And the Gators would not be shaken by a dramatic moment at the end of the first half.
After a massive block by James Houston IV that was flagged for targeting (along with a block in the back by Jefferson) wiped out a good Swain punt return and resulted in an injury to Vandy’s Dare Odeyingbo, Vanderbilt head coach Derek Mason and Florida’s Dan Mullen and Todd Grantham were visibly animated and exchanged words, leading both benches to nearly clear as players on both sides rushed onto the field.
Though those benches clearing — and the Mason vs. Mullen and/or Grantham exchange — led only to shouting (quite probably of a profane variety), referees would assess offsetting unsportsmanlike conduct penalties on both entire teams, with a second one on Vosean Joseph, previously flagged for a suplex of a Vandy runner, getting him ejected for the rest of the game.
But Florida followed that with a 75-yard drive keyed by a 63-yard catch-and-run for Perine that led to the second of Evan McPherson’s three field goals on the day.
And the Gators would erase most of the 21-13 halftime deficit on a Franks dart to Jefferson, who turned a slant into six points midway through the first quarter, and take the lead on Scarlett’s scamper — the first play of the fourth period, and the finisher on a drive that was kept alive by Tommy Townsend keeping the ball on a fake punt and running for 18 yards up the middle.
With Florida’s defense stiffening — the Commodores managed only two fourth field goals after halftime — the Gators’ offense had done enough by then to wrest back control of the game.

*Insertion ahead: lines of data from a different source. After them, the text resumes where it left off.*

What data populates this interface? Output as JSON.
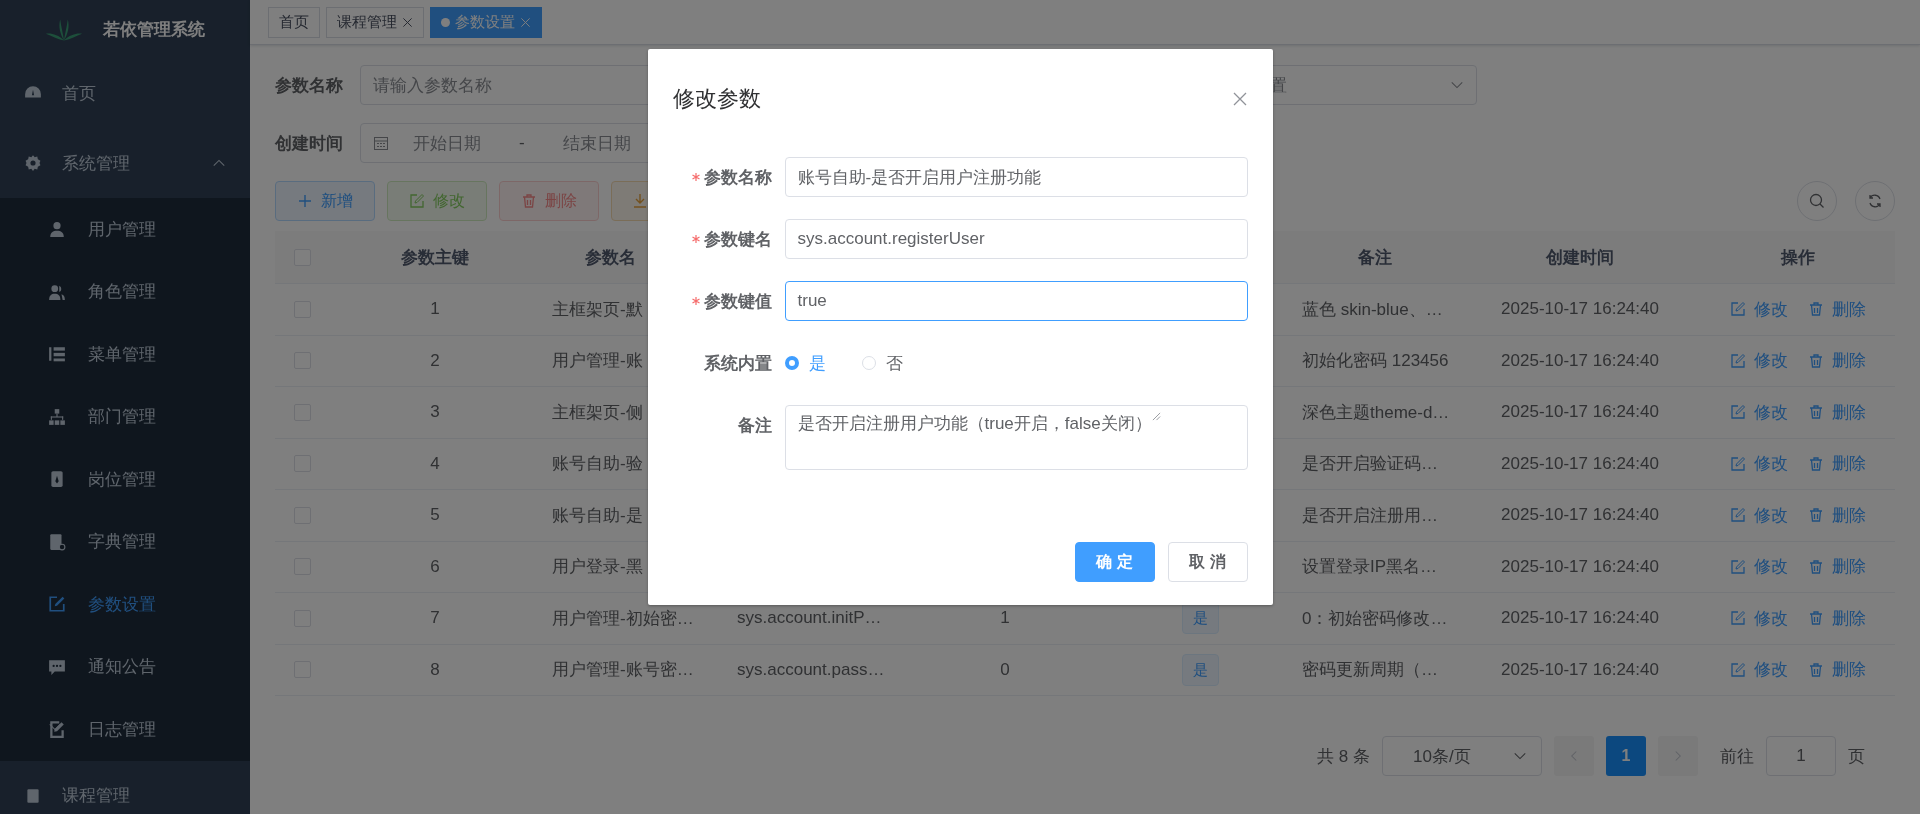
{
  "sidebar": {
    "title": "若依管理系统",
    "items": [
      {
        "label": "首页",
        "selected": false
      },
      {
        "label": "系统管理",
        "expanded": true,
        "children": [
          {
            "label": "用户管理",
            "selected": false
          },
          {
            "label": "角色管理",
            "selected": false
          },
          {
            "label": "菜单管理",
            "selected": false
          },
          {
            "label": "部门管理",
            "selected": false
          },
          {
            "label": "岗位管理",
            "selected": false
          },
          {
            "label": "字典管理",
            "selected": false
          },
          {
            "label": "参数设置",
            "selected": true
          },
          {
            "label": "通知公告",
            "selected": false
          },
          {
            "label": "日志管理",
            "expanded": false
          }
        ]
      },
      {
        "label": "课程管理",
        "selected": false
      }
    ]
  },
  "tabs": [
    {
      "label": "首页",
      "selected": false,
      "closable": false
    },
    {
      "label": "课程管理",
      "selected": false,
      "closable": true
    },
    {
      "label": "参数设置",
      "selected": true,
      "closable": true
    }
  ],
  "search": {
    "name_label": "参数名称",
    "name_placeholder": "请输入参数名称",
    "type_placeholder": "置",
    "time_label": "创建时间",
    "start_placeholder": "开始日期",
    "separator": "-",
    "end_placeholder": "结束日期"
  },
  "toolbar": [
    {
      "kind": "add",
      "label": "新增",
      "disabled": false
    },
    {
      "kind": "edit",
      "label": "修改",
      "disabled": true
    },
    {
      "kind": "delete",
      "label": "删除",
      "disabled": true
    },
    {
      "kind": "export"
    }
  ],
  "table": {
    "select_all_checked": false,
    "columns": [
      {
        "label": "参数主键"
      },
      {
        "label": "参数名"
      },
      {},
      {},
      {},
      {
        "label": "备注"
      },
      {
        "label": "创建时间"
      },
      {
        "label": "操作"
      }
    ],
    "rows": [
      {
        "checked": false,
        "id": "1",
        "name": "主框架页-默",
        "remark": "蓝色 skin-blue、…",
        "created": "2025-10-17 16:24:40",
        "actions": [
          {
            "kind": "edit",
            "label": "修改"
          },
          {
            "kind": "delete",
            "label": "删除"
          }
        ]
      },
      {
        "checked": false,
        "id": "2",
        "name": "用户管理-账",
        "remark": "初始化密码 123456",
        "created": "2025-10-17 16:24:40",
        "actions": [
          {
            "kind": "edit",
            "label": "修改"
          },
          {
            "kind": "delete",
            "label": "删除"
          }
        ]
      },
      {
        "checked": false,
        "id": "3",
        "name": "主框架页-侧",
        "remark": "深色主题theme-d…",
        "created": "2025-10-17 16:24:40",
        "actions": [
          {
            "kind": "edit",
            "label": "修改"
          },
          {
            "kind": "delete",
            "label": "删除"
          }
        ]
      },
      {
        "checked": false,
        "id": "4",
        "name": "账号自助-验",
        "remark": "是否开启验证码…",
        "created": "2025-10-17 16:24:40",
        "actions": [
          {
            "kind": "edit",
            "label": "修改"
          },
          {
            "kind": "delete",
            "label": "删除"
          }
        ]
      },
      {
        "checked": false,
        "id": "5",
        "name": "账号自助-是",
        "remark": "是否开启注册用…",
        "created": "2025-10-17 16:24:40",
        "actions": [
          {
            "kind": "edit",
            "label": "修改"
          },
          {
            "kind": "delete",
            "label": "删除"
          }
        ]
      },
      {
        "checked": false,
        "id": "6",
        "name": "用户登录-黑",
        "remark": "设置登录IP黑名…",
        "created": "2025-10-17 16:24:40",
        "actions": [
          {
            "kind": "edit",
            "label": "修改"
          },
          {
            "kind": "delete",
            "label": "删除"
          }
        ]
      },
      {
        "checked": false,
        "id": "7",
        "name": "用户管理-初始密…",
        "key": "sys.account.initP…",
        "value": "1",
        "builtin": "是",
        "remark": "0：初始密码修改…",
        "created": "2025-10-17 16:24:40",
        "actions": [
          {
            "kind": "edit",
            "label": "修改"
          },
          {
            "kind": "delete",
            "label": "删除"
          }
        ]
      },
      {
        "checked": false,
        "id": "8",
        "name": "用户管理-账号密…",
        "key": "sys.account.pass…",
        "value": "0",
        "builtin": "是",
        "remark": "密码更新周期（…",
        "created": "2025-10-17 16:24:40",
        "actions": [
          {
            "kind": "edit",
            "label": "修改"
          },
          {
            "kind": "delete",
            "label": "删除"
          }
        ]
      }
    ]
  },
  "pagination": {
    "total": "共 8 条",
    "page_size": "10条/页",
    "pages": [
      {
        "label": "1",
        "selected": true
      }
    ],
    "goto_label": "前往",
    "goto_value": "1",
    "goto_suffix": "页"
  },
  "dialog": {
    "title": "修改参数",
    "fields": [
      {
        "kind": "input",
        "label": "参数名称",
        "required": true,
        "value": "账号自助-是否开启用户注册功能",
        "focused": false
      },
      {
        "kind": "input",
        "label": "参数键名",
        "required": true,
        "value": "sys.account.registerUser",
        "focused": false
      },
      {
        "kind": "input",
        "label": "参数键值",
        "required": true,
        "value": "true",
        "focused": true
      },
      {
        "kind": "radio",
        "label": "系统内置",
        "required": false,
        "options": [
          {
            "label": "是",
            "selected": true
          },
          {
            "label": "否",
            "selected": false
          }
        ]
      },
      {
        "kind": "textarea",
        "label": "备注",
        "required": false,
        "value": "是否开启注册用户功能（true开启，false关闭）"
      }
    ],
    "buttons": [
      {
        "kind": "primary",
        "label": "确 定"
      },
      {
        "kind": "default",
        "label": "取 消"
      }
    ]
  }
}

And when Franks kneeled out the final possession following a Chauncey Gardner-Johnson interception, the Gators moved to 6-1 on the year and 4-1 in SEC play — a spot from which they have a lot of control over how great their surprising season may yet be.